Cambodia stampede bridge reopens
Phnom Pehn - Buddhist monks prayed for happiness and safety on Wednesday at a ceremony to reopen a bridge in the Cambodian capital where at least 353 revellers were trampled to death last month in a riverside stampede.
The two-lane suspension bridge over the Bassac River had been closed since the November 22 tragedy, when thousands of festival-goers crammed onto it and panicked when it began to sway, setting off the deadly stampede.
Prime Minister Hun Sen has called it the country's biggest tragedy since the communist Khmer Rouge's reign of terror, which killed an estimated 1.7 million people in the late 1970s.
Five chanting monks joined Phnom Penh's governor, Kep Chuktema, and other officials at a sombre event to reopen the bridge for use.
The governor said two more bridges will be built alongside the 100m long bridge to help reduce traffic between the mainland to a small island in the Bassac River, where tens of thousands had flocked for a free concert at the end of a three-day holiday marking the close of the monsoon season.
Preliminary findings by an official investigation committee found that the natural swaying of a suspension bridge ignited fears it would collapse among an estimated 5 000 to 7 000 people on the structure.

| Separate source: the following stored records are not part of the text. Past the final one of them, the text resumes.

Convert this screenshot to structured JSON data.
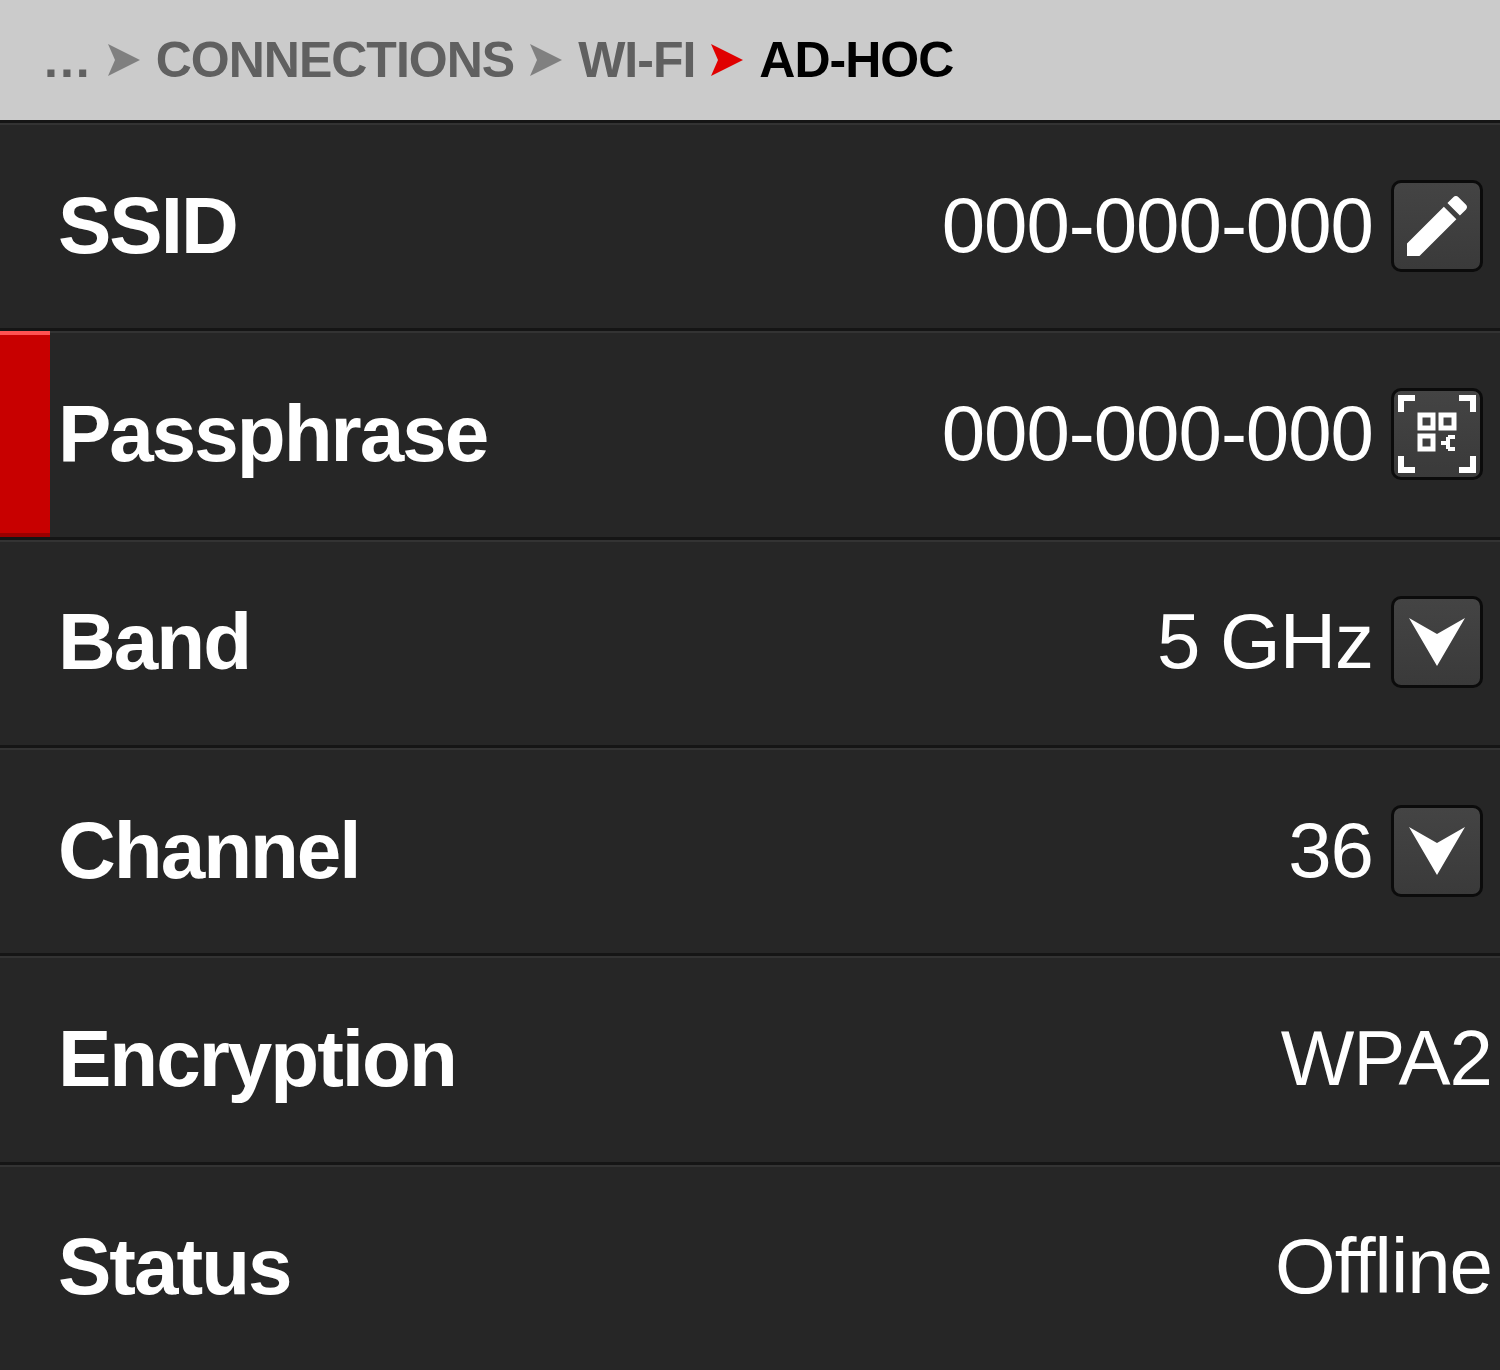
{
  "breadcrumb": [
    {
      "text": "...",
      "selected": false
    },
    {
      "text": "CONNECTIONS",
      "selected": false
    },
    {
      "text": "WI-FI",
      "selected": false
    },
    {
      "text": "AD-HOC",
      "selected": true
    }
  ],
  "settings": [
    {
      "label": "SSID",
      "value": "000-000-000",
      "kind": "edit",
      "selected": false
    },
    {
      "label": "Passphrase",
      "value": "000-000-000",
      "kind": "qr",
      "selected": true
    },
    {
      "label": "Band",
      "value": "5 GHz",
      "kind": "dropdown",
      "selected": false
    },
    {
      "label": "Channel",
      "value": "36",
      "kind": "dropdown",
      "selected": false
    },
    {
      "label": "Encryption",
      "value": "WPA2",
      "kind": "plain",
      "selected": false
    },
    {
      "label": "Status",
      "value": "Offline",
      "kind": "plain",
      "selected": false
    }
  ]
}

In frantic efforts to escape, the crowd pressed and heaved, crushing hundreds of people and leading some to dive off the span into the water.
The official casualty toll is 353 dead and 395 injured.
Hun Sen has announced that families of the dead would each be given at least $12 000, an enormous sum in a country where the annual per capita income is just over $700.